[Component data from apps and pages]
....................

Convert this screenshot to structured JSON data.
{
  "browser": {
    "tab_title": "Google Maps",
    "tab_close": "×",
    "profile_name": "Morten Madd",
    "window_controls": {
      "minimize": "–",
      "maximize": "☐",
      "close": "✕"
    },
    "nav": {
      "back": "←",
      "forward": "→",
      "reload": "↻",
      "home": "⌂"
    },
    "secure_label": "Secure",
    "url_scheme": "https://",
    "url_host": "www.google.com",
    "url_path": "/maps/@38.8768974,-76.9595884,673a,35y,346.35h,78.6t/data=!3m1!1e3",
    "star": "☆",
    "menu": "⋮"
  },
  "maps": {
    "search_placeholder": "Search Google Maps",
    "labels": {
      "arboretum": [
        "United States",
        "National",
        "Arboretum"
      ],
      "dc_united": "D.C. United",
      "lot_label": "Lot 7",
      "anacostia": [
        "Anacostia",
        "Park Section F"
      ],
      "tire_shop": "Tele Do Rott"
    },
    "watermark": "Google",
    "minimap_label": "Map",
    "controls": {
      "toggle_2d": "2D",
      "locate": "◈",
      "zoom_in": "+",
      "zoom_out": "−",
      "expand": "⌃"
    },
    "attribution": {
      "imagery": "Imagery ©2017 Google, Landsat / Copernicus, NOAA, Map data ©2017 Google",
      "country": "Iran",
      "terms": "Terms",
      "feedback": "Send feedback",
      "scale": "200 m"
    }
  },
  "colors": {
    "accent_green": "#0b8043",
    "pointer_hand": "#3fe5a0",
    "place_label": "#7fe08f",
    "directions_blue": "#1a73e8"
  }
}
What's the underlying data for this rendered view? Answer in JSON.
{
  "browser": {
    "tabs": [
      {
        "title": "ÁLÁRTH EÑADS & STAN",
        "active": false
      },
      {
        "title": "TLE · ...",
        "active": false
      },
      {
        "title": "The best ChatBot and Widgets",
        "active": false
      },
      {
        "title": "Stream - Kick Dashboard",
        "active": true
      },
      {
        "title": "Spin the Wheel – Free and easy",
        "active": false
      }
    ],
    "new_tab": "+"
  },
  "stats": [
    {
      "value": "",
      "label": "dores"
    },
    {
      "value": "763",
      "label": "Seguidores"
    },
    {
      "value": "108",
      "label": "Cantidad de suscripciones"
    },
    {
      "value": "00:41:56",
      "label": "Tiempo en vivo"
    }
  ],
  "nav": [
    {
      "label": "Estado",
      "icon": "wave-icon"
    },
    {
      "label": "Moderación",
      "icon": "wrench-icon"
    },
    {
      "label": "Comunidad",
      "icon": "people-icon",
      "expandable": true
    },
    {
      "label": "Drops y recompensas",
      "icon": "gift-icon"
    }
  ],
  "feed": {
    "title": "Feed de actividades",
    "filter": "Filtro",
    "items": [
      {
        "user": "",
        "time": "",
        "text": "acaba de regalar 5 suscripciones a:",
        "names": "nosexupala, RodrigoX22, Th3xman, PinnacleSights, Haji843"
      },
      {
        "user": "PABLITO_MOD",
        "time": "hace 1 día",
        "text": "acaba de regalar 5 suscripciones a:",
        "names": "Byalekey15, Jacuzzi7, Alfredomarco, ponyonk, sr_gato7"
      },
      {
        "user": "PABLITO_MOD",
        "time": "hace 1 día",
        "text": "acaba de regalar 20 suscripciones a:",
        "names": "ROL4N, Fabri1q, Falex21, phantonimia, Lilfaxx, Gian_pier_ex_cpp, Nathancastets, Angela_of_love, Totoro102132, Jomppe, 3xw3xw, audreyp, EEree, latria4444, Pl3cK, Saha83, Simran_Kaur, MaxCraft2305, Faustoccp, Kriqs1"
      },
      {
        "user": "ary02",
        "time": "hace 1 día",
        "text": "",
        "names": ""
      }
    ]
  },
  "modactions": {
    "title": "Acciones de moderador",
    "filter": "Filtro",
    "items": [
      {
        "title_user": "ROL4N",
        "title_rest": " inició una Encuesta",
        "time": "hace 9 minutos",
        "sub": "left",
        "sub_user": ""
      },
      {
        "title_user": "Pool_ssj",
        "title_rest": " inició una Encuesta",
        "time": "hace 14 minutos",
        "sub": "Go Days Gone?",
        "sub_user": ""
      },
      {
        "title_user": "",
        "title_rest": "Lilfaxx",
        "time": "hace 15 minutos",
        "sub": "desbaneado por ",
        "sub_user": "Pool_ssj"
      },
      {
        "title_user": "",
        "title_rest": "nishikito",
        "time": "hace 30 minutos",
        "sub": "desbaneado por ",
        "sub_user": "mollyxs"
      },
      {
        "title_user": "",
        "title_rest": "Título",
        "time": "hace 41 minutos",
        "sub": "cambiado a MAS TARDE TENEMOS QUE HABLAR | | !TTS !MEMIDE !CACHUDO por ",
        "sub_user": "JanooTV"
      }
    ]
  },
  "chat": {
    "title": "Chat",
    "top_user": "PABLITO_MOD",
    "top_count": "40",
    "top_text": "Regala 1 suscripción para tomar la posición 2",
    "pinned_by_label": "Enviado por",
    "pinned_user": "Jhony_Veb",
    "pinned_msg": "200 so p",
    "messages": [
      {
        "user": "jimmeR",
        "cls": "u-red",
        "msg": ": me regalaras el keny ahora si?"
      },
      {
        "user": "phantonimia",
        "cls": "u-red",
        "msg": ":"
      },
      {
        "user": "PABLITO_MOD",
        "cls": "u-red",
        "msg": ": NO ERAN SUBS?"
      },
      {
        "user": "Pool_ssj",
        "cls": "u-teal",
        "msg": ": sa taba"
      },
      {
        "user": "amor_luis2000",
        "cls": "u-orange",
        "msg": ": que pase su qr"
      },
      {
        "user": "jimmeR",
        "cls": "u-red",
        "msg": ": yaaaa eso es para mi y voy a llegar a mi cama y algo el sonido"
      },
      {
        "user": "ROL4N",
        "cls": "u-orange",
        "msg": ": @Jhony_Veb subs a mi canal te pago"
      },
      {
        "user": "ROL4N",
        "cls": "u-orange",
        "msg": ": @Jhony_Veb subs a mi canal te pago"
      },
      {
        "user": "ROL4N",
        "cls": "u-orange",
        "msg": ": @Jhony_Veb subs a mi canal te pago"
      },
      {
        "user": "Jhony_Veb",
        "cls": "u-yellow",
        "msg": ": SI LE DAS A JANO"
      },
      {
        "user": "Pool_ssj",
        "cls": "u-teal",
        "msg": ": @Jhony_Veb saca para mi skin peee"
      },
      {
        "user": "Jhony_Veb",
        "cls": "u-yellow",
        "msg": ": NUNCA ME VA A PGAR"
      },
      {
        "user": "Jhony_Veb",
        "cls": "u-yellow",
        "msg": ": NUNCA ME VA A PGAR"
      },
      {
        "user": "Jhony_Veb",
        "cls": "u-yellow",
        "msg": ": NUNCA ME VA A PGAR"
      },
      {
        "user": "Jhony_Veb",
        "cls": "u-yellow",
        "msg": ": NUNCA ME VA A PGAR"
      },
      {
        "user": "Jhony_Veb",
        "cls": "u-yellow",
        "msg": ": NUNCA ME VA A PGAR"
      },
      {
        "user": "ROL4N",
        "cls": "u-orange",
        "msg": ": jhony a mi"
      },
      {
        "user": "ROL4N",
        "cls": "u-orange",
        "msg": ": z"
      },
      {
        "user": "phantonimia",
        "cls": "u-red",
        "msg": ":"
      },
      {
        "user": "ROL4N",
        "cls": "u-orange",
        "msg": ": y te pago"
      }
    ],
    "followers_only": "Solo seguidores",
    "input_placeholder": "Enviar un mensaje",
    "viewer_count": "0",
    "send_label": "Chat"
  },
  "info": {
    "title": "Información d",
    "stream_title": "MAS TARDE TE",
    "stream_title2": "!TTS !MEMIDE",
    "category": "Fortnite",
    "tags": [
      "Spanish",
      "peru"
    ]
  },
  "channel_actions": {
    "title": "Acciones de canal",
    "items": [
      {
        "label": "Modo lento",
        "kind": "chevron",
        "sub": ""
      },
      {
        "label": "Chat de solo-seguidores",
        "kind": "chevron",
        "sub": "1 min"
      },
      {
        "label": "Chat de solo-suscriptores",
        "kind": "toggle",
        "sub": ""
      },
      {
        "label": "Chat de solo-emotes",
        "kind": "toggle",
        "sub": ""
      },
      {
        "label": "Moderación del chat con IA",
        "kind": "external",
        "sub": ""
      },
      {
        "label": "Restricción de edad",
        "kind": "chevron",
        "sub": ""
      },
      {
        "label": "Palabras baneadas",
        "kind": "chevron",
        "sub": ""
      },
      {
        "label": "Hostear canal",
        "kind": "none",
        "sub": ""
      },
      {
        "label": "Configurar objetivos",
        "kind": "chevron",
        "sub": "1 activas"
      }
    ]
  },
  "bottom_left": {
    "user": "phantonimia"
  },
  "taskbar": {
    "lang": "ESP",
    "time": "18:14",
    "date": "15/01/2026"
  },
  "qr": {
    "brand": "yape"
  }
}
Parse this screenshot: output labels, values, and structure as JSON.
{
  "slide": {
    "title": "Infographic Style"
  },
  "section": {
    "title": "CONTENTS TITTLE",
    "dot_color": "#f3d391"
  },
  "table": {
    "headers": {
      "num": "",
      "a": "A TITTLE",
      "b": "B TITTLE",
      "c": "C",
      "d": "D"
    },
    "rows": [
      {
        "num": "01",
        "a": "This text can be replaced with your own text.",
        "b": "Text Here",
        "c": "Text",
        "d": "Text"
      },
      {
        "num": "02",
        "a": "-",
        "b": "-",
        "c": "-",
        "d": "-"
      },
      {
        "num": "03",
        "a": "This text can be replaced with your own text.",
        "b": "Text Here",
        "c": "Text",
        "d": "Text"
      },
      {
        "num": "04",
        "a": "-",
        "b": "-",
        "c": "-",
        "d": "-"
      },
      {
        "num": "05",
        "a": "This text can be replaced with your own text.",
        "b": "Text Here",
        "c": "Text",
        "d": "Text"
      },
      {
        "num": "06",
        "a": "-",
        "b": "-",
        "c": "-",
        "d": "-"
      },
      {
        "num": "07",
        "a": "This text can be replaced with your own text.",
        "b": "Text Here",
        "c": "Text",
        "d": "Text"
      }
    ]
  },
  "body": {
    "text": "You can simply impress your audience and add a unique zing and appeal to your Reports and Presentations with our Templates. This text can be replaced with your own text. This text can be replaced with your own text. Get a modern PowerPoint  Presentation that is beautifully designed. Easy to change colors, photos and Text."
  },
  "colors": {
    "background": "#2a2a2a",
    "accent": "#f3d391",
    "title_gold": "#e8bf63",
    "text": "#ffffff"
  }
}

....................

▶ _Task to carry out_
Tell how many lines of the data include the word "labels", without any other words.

▶ _Response to the task_
2